▶ **PROBLEM DETAILS**
Find every line below where the string "投资总额" shows up, and copy those lines.

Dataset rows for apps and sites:
··········

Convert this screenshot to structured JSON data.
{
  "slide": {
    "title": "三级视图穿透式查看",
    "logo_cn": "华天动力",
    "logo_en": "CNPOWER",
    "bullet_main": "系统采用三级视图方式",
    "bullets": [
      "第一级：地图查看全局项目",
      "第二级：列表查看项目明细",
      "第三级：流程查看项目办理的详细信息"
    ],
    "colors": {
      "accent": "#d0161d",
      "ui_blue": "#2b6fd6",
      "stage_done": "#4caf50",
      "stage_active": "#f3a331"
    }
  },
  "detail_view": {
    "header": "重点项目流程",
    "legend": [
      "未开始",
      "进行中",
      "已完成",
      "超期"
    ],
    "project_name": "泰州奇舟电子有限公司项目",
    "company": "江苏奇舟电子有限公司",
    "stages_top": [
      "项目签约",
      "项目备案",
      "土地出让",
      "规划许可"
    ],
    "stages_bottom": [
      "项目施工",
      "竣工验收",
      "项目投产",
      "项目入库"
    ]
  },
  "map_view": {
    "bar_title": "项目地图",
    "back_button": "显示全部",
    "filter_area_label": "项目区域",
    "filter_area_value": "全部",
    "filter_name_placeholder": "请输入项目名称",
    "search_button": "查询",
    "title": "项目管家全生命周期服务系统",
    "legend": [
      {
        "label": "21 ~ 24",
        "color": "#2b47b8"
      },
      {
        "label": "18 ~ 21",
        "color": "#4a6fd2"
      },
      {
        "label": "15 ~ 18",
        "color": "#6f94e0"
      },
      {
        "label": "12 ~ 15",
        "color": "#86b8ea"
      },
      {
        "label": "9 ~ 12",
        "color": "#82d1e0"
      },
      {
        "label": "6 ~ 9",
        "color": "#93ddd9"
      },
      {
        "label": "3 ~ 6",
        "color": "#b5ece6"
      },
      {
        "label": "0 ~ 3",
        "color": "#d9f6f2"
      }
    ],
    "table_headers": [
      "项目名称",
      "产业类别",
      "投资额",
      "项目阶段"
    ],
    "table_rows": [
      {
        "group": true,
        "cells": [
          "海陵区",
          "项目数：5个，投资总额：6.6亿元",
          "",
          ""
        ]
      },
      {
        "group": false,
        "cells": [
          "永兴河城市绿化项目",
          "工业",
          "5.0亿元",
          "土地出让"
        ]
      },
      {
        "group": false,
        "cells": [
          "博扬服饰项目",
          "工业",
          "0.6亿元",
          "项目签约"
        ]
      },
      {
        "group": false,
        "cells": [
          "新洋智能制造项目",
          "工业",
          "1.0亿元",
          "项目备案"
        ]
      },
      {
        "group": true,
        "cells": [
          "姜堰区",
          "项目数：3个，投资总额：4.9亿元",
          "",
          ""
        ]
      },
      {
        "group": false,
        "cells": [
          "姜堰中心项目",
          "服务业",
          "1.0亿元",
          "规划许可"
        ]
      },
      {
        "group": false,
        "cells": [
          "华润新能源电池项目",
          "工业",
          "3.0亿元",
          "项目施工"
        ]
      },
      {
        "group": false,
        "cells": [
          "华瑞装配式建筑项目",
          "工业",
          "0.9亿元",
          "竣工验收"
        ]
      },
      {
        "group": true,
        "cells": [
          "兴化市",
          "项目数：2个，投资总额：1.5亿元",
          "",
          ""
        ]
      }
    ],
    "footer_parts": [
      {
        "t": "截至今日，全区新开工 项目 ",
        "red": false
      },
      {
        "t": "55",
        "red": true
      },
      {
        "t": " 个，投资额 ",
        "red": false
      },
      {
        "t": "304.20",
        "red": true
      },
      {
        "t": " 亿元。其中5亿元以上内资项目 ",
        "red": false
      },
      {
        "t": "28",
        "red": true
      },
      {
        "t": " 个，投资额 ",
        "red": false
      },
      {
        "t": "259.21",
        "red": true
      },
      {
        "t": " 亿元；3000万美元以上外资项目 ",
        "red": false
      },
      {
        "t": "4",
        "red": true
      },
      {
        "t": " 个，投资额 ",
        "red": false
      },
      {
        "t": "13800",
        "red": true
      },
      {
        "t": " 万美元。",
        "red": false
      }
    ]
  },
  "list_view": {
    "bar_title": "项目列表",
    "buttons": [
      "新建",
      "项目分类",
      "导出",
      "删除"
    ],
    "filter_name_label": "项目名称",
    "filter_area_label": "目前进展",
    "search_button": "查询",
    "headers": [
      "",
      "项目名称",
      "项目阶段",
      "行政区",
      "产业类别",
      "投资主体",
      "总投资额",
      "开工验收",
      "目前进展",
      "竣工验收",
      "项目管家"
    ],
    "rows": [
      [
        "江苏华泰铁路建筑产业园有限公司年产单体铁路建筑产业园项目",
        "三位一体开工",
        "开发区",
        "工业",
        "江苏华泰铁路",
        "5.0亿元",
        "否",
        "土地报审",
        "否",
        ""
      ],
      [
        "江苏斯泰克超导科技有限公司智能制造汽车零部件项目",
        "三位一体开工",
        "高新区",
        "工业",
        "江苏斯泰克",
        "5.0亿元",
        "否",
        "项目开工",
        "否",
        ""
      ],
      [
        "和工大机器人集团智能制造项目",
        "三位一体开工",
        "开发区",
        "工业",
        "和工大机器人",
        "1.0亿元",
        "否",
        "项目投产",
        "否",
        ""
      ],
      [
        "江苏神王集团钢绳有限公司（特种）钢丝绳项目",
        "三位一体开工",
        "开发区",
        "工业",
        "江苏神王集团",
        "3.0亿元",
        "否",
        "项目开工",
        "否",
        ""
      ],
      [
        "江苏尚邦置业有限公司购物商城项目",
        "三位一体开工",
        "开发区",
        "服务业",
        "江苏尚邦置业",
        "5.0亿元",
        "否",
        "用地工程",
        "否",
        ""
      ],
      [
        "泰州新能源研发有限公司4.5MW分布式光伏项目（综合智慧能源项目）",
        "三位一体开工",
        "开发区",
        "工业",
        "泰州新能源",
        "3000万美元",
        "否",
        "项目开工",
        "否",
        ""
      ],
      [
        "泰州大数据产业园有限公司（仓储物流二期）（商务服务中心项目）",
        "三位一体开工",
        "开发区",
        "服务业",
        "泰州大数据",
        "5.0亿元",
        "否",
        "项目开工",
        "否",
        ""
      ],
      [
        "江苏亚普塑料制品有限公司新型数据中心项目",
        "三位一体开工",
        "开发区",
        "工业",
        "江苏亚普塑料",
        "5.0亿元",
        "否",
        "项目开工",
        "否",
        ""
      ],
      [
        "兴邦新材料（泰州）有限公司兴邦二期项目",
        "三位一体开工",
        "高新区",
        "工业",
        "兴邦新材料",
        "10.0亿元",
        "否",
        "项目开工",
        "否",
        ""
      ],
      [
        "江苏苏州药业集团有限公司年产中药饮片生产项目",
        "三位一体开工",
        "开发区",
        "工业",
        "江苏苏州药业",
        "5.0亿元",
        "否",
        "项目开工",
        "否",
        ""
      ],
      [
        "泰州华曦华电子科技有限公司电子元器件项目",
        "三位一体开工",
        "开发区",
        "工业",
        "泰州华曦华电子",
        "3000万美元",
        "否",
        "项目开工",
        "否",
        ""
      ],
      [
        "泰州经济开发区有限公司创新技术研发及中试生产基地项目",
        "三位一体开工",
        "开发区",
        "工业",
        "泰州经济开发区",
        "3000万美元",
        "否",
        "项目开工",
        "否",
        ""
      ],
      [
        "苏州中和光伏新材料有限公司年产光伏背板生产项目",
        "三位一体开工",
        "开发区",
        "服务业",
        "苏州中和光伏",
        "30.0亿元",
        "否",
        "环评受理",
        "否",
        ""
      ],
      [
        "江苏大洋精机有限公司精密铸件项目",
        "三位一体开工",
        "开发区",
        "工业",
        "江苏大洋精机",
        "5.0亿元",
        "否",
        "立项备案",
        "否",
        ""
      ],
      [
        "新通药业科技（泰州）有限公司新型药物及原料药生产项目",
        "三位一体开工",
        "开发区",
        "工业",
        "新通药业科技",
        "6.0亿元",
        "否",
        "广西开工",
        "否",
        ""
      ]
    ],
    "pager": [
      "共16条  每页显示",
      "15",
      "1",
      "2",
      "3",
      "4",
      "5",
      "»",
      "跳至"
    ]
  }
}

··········

▶ **TASK ANSWER**
          "项目数：5个，投资总额：6.6亿元",
          "项目数：3个，投资总额：4.9亿元",
          "项目数：2个，投资总额：1.5亿元",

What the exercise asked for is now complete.